____ Information shown
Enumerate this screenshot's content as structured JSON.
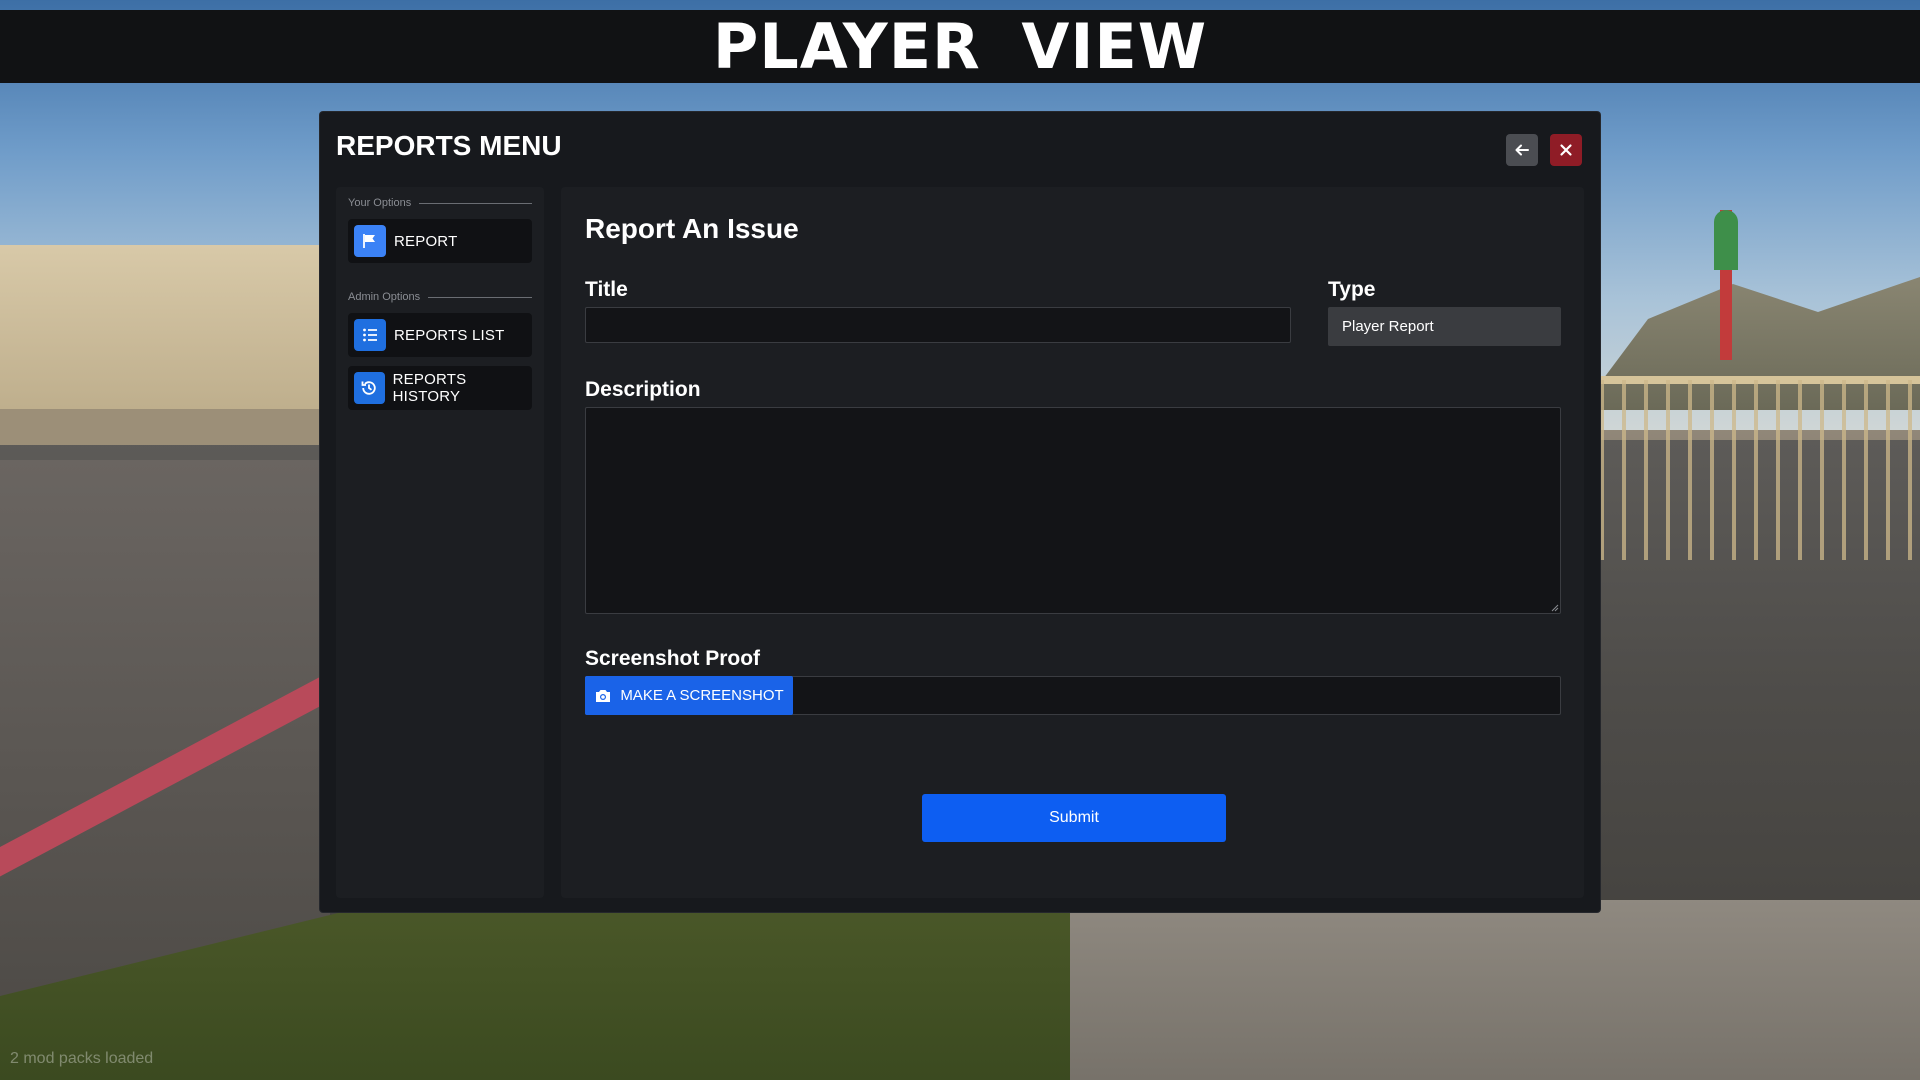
{
  "banner": {
    "title": "PLAYER  VIEW"
  },
  "modal": {
    "title": "REPORTS MENU",
    "back_icon": "arrow-left-icon",
    "close_icon": "close-icon",
    "colors": {
      "accent": "#0d5ef2",
      "close": "#8f1c26"
    }
  },
  "sidebar": {
    "your_options_label": "Your Options",
    "admin_options_label": "Admin Options",
    "items": [
      {
        "label": "REPORT",
        "icon": "flag-icon"
      },
      {
        "label": "REPORTS LIST",
        "icon": "list-icon"
      },
      {
        "label": "REPORTS HISTORY",
        "icon": "history-icon"
      }
    ]
  },
  "form": {
    "heading": "Report An Issue",
    "title_label": "Title",
    "title_value": "",
    "type_label": "Type",
    "type_value": "Player Report",
    "description_label": "Description",
    "description_value": "",
    "screenshot_label": "Screenshot Proof",
    "screenshot_button": "MAKE A SCREENSHOT",
    "screenshot_icon": "camera-icon",
    "submit_label": "Submit"
  },
  "footer": {
    "status": "2 mod packs loaded"
  }
}
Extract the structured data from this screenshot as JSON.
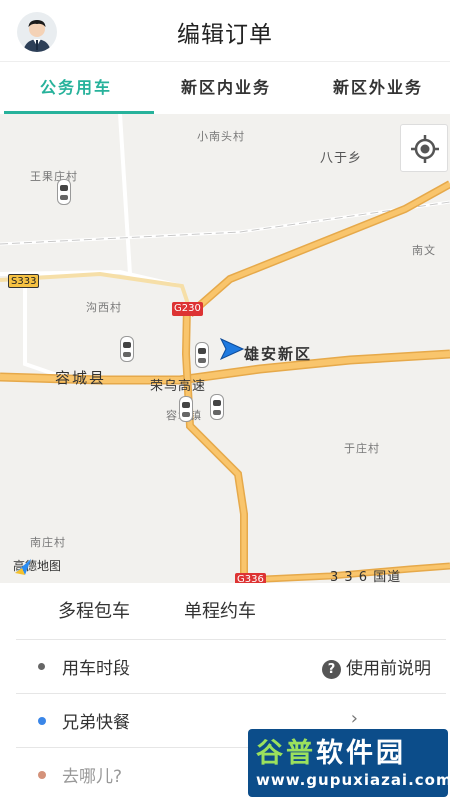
{
  "header": {
    "title": "编辑订单"
  },
  "tabs": [
    {
      "label": "公务用车",
      "active": true
    },
    {
      "label": "新区内业务",
      "active": false
    },
    {
      "label": "新区外业务",
      "active": false
    }
  ],
  "map": {
    "places": {
      "xiaonantou": "小南头村",
      "bayu": "八于乡",
      "wangguozhuang": "王果庄村",
      "nanwen": "南文",
      "gouxi": "沟西村",
      "xiongan": "雄安新区",
      "rongcheng_county": "容城县",
      "rongwu": "荣乌高速",
      "rongcheng_town": "容城镇",
      "yuzhuang": "于庄村",
      "nanzhuang": "南庄村",
      "guodao": "3 3 6 国道"
    },
    "road_shields": {
      "s333": "S333",
      "g230": "G230",
      "g336": "G336"
    },
    "provider": "高德地图",
    "colors": {
      "major_road": "#f9c56c",
      "map_bg": "#f2f1ee",
      "accent": "#27b29b"
    }
  },
  "trip_modes": {
    "multi": "多程包车",
    "single": "单程约车"
  },
  "form": {
    "time_label": "用车时段",
    "help_label": "使用前说明",
    "pickup_label": "兄弟快餐",
    "destination_placeholder": "去哪儿?",
    "chevron": "›"
  },
  "watermark": {
    "name_part1": "谷普",
    "name_part2": "软件园",
    "url": "www.gupuxiazai.com"
  }
}
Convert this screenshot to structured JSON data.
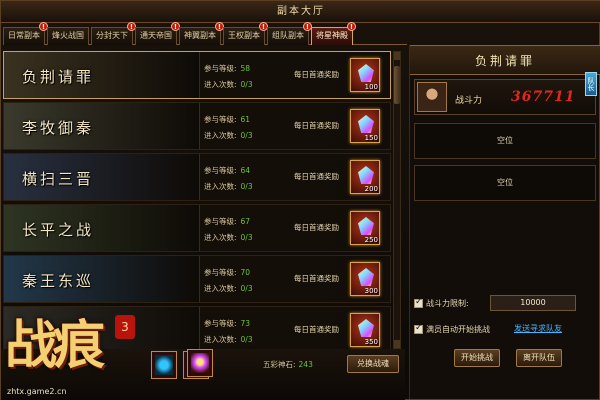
{
  "window": {
    "title": "副本大厅"
  },
  "tabs": [
    {
      "label": "日常副本",
      "badge": "!",
      "active": false
    },
    {
      "label": "烽火战国",
      "badge": "",
      "active": false
    },
    {
      "label": "分封天下",
      "badge": "!",
      "active": false
    },
    {
      "label": "通天帝国",
      "badge": "!",
      "active": false
    },
    {
      "label": "神翼副本",
      "badge": "!",
      "active": false
    },
    {
      "label": "王权副本",
      "badge": "!",
      "active": false
    },
    {
      "label": "组队副本",
      "badge": "!",
      "active": false
    },
    {
      "label": "将星神殿",
      "badge": "!",
      "active": true
    }
  ],
  "labels": {
    "level": "参与等级:",
    "entries": "进入次数:",
    "reward": "每日首通奖励"
  },
  "dungeons": [
    {
      "name": "负荆请罪",
      "level": "58",
      "entries": "0/3",
      "qty": "100",
      "theme": "#3a3220"
    },
    {
      "name": "李牧御秦",
      "level": "61",
      "entries": "0/3",
      "qty": "150",
      "theme": "#3b3a2c"
    },
    {
      "name": "横扫三晋",
      "level": "64",
      "entries": "0/3",
      "qty": "200",
      "theme": "#283040"
    },
    {
      "name": "长平之战",
      "level": "67",
      "entries": "0/3",
      "qty": "250",
      "theme": "#2e3522"
    },
    {
      "name": "秦王东巡",
      "level": "70",
      "entries": "0/3",
      "qty": "300",
      "theme": "#22384a"
    },
    {
      "name": "",
      "level": "73",
      "entries": "0/3",
      "qty": "350",
      "theme": "#2d2b26"
    }
  ],
  "bottom": {
    "stone_label": "五彩神石:",
    "stone_value": "243",
    "exchange_button": "兑换战魂"
  },
  "logo": {
    "big": "战痕",
    "seal": "3",
    "url": "zhtx.game2.cn"
  },
  "team_panel": {
    "title": "负荆请罪",
    "member_power_label": "战斗力",
    "member_power": "367711",
    "leader_badge": "队长",
    "empty_slot_1": "空位",
    "empty_slot_2": "空位",
    "power_limit_label": "战斗力限制:",
    "power_limit_value": "10000",
    "auto_start_label": "满员自动开始挑战",
    "recruit_link": "发送寻求队友",
    "start_button": "开始挑战",
    "leave_button": "离开队伍"
  },
  "colors": {
    "accent_gold": "#d3a85c",
    "level_green": "#6ec43a",
    "power_red": "#e0281c",
    "link_blue": "#45b6ff",
    "badge_red": "#c4170f"
  }
}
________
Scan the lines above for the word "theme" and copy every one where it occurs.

Task solution
      "theme": "#3a3220"
      "theme": "#3b3a2c"
      "theme": "#283040"
      "theme": "#2e3522"
      "theme": "#22384a"
      "theme": "#2d2b26"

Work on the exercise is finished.